↓↓↓

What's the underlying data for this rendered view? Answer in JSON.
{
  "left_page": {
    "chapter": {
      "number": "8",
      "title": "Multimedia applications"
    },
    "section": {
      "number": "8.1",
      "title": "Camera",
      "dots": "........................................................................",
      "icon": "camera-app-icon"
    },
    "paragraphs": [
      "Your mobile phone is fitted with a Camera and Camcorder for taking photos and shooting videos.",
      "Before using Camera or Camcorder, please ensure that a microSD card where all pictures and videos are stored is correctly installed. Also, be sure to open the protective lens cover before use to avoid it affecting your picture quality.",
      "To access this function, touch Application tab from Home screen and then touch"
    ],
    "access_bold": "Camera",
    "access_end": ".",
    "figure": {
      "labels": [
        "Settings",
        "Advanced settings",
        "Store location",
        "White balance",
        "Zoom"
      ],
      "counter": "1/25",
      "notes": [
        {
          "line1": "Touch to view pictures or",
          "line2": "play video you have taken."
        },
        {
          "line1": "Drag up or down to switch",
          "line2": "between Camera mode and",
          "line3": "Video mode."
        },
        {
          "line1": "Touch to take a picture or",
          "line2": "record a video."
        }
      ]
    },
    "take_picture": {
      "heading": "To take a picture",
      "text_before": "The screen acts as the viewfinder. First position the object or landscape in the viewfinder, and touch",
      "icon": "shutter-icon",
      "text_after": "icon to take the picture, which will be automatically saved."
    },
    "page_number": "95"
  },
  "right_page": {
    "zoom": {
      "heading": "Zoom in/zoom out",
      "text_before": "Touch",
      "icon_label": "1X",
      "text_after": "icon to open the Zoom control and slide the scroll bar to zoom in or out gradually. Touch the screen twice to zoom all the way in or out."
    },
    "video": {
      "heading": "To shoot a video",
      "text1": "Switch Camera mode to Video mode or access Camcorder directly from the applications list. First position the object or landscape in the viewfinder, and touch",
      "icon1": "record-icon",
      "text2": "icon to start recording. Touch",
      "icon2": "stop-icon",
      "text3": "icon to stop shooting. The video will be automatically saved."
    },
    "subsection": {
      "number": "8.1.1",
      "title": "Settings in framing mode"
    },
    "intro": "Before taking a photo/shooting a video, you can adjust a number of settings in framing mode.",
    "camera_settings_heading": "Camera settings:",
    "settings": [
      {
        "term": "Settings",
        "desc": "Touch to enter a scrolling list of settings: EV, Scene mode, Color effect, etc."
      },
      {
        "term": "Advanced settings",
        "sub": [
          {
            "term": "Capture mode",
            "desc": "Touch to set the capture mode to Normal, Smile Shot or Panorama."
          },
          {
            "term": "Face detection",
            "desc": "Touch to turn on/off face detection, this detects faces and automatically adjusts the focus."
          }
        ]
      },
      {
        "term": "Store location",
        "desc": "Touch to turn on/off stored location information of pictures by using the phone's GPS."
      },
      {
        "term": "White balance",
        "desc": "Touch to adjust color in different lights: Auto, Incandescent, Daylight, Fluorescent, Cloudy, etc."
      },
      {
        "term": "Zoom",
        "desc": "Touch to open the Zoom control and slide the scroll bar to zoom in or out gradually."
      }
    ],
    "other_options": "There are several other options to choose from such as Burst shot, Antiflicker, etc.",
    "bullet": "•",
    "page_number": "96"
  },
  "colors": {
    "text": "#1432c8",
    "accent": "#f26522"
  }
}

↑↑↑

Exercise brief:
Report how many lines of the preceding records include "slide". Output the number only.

Expected answer:
2